Students contribute to high midterm voter turnout numbers

Midterm voter results reflected a significant increase in student turnout compared to 2014.

Election Judge Helen Torrens helps a voter through a window at the Van Cleve Park polling place on Tuesday, Nov. 6.

Tony Saunders

Election Judge Helen Torrens helps a voter through a window at the Van Cleve Park polling place on Tuesday, Nov. 6.

Isabella Murray

Last week’s midterm election saw a surge in voter turnout throughout Minneapolis, including several student-dense areas. 

While student turnout proved to be less than city averages, student precincts showed higher turnout rates than the 2014 midterm election. Experts say while student voter turnout is historically low, the 2016 presidential election mobilized student populations. 

“I’ve heard a lot of discouraging comments about students, and it turns out — in 2018 — that’s unfair. Students are watching, they care and they turned out,” said Larry Jacobs, director of the University’s Center for the Study of Politics and Governance at the Humphrey School of Public Affairs. 

In Minneapolis, registered voter turnout was more than 67 percent, compared to around 55 percent in 2014. Student precincts also experienced significant increases.  

Superblock voted in precinct 2-10. In 2014, registered voter turnout in this precinct was 32 percent, while it was 56 percent this election.

Dinkytown, where students voted in precincts Ward 3-1 and 3-2, saw 42 and 45 percent of voters turn out in 2014, while 60 and 71 percent turned out out this election, respectively.  

Como voted in precincts 2-3 and 1-7. In 2014, registered voter turnout was 44 and 45 respectively, while it was 67 and 70 percent in the respective precincts this election.

“The higher turnout around younger people will turn out to be an important and surprising development of 2018,” Jacobs said. 

Students voting in all University-area precincts leaned overwhelmingly democratic. 

Over 70 percent of votes went to elected DFL candidates Amy Klobuchar, Tina Smith, Tim Walz, Ilhan Omar and Mohamud Noor in these precincts. 

“People always say it’s tough to get students to vote, and while it may at times be difficult to get students to vote, 20 of them can change the whole frickin’ world through their passion and organizing, and next thing you know, you’ve got a blue wave coming,” Minneapolis Mayor Jacob Frey said at the DFL’s election night party.

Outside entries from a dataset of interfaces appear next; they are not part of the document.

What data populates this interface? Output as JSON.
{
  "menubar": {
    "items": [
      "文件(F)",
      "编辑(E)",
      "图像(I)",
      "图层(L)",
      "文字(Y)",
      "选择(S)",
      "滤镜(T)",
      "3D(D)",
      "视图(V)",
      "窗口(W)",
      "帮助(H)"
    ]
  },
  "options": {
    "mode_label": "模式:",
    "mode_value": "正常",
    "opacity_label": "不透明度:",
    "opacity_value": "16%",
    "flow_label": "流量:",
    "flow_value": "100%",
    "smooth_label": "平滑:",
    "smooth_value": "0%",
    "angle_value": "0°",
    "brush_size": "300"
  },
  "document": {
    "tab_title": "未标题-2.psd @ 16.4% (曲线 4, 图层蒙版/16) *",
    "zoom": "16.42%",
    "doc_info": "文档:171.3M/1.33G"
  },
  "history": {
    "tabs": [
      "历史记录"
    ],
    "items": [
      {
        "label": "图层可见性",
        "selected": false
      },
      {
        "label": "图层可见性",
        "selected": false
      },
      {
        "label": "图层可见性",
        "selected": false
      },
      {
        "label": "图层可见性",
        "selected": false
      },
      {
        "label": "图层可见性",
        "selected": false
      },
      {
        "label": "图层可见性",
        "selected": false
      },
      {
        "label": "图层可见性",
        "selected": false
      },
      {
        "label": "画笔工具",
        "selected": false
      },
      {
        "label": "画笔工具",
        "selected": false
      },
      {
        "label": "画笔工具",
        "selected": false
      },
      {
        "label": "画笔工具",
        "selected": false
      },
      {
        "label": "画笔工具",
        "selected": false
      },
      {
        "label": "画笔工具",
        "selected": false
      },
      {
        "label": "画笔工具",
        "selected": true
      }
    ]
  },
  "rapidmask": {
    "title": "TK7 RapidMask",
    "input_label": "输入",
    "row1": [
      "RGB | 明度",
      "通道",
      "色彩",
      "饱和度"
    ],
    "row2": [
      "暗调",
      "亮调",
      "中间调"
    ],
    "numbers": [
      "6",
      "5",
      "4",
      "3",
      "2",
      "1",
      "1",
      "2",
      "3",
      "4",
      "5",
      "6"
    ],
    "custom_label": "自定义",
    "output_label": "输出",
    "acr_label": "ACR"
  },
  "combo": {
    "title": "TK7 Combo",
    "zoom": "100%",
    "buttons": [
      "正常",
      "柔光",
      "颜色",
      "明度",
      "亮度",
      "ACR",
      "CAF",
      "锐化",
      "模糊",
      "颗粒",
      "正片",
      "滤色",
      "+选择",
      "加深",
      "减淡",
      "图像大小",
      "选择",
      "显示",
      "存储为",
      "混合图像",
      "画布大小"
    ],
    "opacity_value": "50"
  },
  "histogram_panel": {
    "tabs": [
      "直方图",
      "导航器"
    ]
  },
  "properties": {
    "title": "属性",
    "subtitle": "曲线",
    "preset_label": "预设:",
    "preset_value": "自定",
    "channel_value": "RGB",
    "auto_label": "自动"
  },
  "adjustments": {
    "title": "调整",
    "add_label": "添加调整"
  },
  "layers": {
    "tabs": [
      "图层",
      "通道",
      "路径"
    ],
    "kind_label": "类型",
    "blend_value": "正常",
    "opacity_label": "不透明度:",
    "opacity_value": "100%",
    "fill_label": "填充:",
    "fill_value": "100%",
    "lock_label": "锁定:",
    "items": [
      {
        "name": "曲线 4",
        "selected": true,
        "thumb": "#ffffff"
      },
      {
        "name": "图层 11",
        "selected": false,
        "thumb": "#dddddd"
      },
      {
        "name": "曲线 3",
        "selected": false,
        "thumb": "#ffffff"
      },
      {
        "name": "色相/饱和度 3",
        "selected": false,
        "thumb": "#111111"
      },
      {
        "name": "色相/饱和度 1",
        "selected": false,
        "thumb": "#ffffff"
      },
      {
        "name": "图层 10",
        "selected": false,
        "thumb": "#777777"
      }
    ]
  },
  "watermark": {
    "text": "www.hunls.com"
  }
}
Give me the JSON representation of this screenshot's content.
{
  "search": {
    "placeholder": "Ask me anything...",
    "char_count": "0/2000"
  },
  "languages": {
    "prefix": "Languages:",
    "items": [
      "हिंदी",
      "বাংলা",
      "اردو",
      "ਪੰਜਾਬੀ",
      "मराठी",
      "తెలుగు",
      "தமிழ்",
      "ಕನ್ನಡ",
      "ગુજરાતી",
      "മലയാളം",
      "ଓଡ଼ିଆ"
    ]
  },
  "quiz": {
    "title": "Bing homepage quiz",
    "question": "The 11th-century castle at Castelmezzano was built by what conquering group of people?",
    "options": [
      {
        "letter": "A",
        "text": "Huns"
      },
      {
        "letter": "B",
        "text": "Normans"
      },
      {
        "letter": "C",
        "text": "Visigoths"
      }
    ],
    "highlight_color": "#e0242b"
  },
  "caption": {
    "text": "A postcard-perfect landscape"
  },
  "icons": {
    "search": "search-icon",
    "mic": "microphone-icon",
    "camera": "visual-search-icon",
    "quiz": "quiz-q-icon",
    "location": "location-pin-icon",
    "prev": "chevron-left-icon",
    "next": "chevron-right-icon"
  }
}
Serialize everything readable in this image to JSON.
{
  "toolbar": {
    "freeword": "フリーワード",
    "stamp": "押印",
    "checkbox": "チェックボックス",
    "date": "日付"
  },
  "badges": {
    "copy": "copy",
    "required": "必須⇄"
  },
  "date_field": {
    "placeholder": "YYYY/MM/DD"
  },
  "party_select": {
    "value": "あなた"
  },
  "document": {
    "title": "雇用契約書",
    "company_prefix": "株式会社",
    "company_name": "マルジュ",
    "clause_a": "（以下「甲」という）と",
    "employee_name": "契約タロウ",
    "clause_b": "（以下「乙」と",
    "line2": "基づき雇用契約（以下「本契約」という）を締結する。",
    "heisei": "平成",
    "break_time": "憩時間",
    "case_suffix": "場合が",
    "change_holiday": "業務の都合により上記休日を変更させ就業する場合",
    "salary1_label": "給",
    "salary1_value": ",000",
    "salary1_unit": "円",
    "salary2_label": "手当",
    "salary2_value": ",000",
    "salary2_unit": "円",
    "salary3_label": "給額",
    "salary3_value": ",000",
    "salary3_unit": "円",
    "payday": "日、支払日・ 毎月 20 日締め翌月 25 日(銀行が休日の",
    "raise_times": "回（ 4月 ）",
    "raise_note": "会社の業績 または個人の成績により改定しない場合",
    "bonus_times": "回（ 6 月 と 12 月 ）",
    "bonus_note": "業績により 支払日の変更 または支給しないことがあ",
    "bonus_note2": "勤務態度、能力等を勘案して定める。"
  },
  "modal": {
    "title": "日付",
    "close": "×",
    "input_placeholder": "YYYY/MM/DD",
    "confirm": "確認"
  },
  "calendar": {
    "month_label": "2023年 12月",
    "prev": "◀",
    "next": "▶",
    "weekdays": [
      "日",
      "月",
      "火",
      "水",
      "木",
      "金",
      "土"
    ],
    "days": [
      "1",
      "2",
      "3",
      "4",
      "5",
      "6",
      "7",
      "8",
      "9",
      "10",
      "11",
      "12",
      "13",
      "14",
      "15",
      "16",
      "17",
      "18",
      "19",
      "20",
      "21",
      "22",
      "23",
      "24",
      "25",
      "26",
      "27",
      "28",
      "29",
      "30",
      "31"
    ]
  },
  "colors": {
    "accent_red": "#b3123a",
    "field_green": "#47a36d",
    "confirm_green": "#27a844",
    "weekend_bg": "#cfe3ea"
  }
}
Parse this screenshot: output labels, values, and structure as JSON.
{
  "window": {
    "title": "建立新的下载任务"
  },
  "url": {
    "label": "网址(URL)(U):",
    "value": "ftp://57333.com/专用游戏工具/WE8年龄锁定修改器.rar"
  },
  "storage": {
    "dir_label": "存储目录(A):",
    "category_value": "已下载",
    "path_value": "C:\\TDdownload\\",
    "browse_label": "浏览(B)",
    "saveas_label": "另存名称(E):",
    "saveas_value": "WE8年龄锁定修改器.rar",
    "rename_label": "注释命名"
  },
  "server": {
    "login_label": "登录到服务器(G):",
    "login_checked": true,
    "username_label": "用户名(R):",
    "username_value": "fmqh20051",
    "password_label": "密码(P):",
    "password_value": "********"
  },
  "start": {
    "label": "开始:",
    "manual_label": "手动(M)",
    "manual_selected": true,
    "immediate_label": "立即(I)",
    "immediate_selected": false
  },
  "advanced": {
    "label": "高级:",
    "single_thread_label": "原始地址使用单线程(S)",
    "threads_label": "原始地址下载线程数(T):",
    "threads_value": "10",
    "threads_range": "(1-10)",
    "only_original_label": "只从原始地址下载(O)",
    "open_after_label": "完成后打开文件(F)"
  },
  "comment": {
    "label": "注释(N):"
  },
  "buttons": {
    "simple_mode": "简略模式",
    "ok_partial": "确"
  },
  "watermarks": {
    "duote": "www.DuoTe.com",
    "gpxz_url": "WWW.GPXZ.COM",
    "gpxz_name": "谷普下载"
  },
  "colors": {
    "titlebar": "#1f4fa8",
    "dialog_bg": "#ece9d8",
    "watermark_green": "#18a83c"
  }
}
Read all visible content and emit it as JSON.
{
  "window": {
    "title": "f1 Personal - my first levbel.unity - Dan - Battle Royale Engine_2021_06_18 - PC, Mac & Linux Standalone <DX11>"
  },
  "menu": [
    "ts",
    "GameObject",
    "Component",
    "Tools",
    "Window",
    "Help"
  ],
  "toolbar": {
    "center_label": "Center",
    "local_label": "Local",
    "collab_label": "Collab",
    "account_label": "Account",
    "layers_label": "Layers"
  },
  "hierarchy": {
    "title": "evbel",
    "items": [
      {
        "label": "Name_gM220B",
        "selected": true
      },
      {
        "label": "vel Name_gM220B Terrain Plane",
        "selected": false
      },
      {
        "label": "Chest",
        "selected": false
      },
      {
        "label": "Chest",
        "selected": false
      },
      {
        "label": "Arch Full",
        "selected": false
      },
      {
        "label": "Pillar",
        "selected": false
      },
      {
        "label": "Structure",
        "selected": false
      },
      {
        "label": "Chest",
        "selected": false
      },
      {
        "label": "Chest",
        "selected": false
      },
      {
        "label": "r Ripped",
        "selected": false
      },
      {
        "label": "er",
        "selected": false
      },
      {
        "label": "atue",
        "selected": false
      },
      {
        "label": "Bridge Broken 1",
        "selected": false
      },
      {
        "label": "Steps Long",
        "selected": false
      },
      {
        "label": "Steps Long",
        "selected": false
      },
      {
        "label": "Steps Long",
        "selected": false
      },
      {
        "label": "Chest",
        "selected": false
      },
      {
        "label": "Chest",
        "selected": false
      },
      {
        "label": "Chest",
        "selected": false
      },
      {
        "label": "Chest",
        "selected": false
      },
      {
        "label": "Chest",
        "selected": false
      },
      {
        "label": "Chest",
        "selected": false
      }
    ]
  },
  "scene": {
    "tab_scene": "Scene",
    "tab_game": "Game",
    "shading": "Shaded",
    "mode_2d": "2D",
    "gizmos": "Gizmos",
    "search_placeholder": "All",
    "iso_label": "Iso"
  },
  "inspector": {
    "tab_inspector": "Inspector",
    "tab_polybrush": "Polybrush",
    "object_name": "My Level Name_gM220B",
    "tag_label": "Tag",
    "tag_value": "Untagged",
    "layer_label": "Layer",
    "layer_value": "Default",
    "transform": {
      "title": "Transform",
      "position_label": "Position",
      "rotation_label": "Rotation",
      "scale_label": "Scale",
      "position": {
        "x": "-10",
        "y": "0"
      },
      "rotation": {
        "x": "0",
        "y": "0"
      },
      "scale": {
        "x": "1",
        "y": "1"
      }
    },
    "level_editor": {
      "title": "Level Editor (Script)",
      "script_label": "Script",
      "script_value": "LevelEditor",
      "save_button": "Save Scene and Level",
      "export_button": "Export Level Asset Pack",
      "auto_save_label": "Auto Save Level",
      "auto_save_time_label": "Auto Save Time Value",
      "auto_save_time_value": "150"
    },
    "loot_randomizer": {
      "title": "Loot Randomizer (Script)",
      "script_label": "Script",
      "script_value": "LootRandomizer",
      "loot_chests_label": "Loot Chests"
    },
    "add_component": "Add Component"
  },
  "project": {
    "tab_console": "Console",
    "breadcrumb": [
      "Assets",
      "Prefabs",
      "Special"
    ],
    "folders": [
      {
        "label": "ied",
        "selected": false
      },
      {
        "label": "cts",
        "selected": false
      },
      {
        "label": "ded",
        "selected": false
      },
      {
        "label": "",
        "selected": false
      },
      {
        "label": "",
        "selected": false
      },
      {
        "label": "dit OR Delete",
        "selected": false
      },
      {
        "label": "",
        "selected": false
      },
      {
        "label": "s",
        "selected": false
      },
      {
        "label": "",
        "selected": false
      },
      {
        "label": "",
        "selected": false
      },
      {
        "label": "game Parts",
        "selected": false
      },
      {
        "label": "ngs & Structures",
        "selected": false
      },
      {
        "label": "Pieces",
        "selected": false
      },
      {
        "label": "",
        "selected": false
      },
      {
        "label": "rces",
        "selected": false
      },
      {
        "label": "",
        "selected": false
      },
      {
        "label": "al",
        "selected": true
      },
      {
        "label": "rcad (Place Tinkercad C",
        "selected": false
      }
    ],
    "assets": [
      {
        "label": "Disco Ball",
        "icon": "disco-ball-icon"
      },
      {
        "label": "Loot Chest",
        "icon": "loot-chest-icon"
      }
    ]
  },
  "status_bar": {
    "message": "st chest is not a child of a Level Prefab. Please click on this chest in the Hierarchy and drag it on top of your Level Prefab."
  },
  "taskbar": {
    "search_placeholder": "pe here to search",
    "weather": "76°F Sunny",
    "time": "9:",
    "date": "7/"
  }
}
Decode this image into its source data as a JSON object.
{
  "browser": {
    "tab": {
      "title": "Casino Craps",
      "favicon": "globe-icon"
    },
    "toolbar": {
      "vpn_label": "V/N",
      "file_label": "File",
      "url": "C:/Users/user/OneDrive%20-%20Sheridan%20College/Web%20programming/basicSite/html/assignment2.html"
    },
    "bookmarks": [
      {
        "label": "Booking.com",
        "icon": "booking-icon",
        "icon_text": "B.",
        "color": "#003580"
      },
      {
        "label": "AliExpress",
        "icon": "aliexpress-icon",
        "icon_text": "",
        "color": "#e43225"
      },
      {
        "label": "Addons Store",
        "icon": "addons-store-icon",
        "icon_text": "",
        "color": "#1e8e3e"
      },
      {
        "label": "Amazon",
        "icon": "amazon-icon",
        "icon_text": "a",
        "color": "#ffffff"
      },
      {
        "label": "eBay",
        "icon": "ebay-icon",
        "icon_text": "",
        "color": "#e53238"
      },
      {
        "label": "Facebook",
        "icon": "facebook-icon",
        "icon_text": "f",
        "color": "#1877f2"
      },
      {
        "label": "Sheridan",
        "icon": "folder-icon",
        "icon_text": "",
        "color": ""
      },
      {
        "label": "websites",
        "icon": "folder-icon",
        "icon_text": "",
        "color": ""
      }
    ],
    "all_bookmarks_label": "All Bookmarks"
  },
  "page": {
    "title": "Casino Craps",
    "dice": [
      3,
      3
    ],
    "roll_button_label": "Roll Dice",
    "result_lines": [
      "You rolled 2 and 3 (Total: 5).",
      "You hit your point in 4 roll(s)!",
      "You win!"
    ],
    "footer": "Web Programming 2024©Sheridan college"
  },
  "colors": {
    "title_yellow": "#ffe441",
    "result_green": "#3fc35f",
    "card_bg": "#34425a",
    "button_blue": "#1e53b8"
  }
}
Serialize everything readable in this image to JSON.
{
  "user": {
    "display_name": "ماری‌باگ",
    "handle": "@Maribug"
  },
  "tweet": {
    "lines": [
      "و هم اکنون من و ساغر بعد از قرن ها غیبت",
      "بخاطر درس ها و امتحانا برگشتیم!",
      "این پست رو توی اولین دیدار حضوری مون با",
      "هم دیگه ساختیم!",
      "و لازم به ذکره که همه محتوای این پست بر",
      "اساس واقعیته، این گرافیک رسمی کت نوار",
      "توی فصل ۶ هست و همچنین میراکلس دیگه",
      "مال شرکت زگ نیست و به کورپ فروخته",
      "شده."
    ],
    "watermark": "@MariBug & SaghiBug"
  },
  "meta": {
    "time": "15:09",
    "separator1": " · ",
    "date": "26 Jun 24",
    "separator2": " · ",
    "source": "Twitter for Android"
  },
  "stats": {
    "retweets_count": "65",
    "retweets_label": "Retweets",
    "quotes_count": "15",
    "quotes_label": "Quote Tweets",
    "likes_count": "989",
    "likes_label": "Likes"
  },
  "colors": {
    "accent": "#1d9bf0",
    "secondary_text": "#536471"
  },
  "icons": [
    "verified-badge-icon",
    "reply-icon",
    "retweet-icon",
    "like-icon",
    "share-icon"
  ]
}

Preliminary estimates indicate that around 64 percent of voters statewide turned out, either in-person or by absentee ballot voting. 

“That is the highest percentage of voter participation in Minnesota for a midterm election since 2002 and the largest raw total for a midterm election in Minnesota history,” Minnesota Secretary of State Steve Simon said in a press release. 

Students also door knocked, attended campus political groups’ meetings and registered to vote in higher numbers than past years. 

Jacobs said that lawmakers should take notice of the increased student engagement.

“After all, if students help to vote you in, they can also help to vote you out,” he said.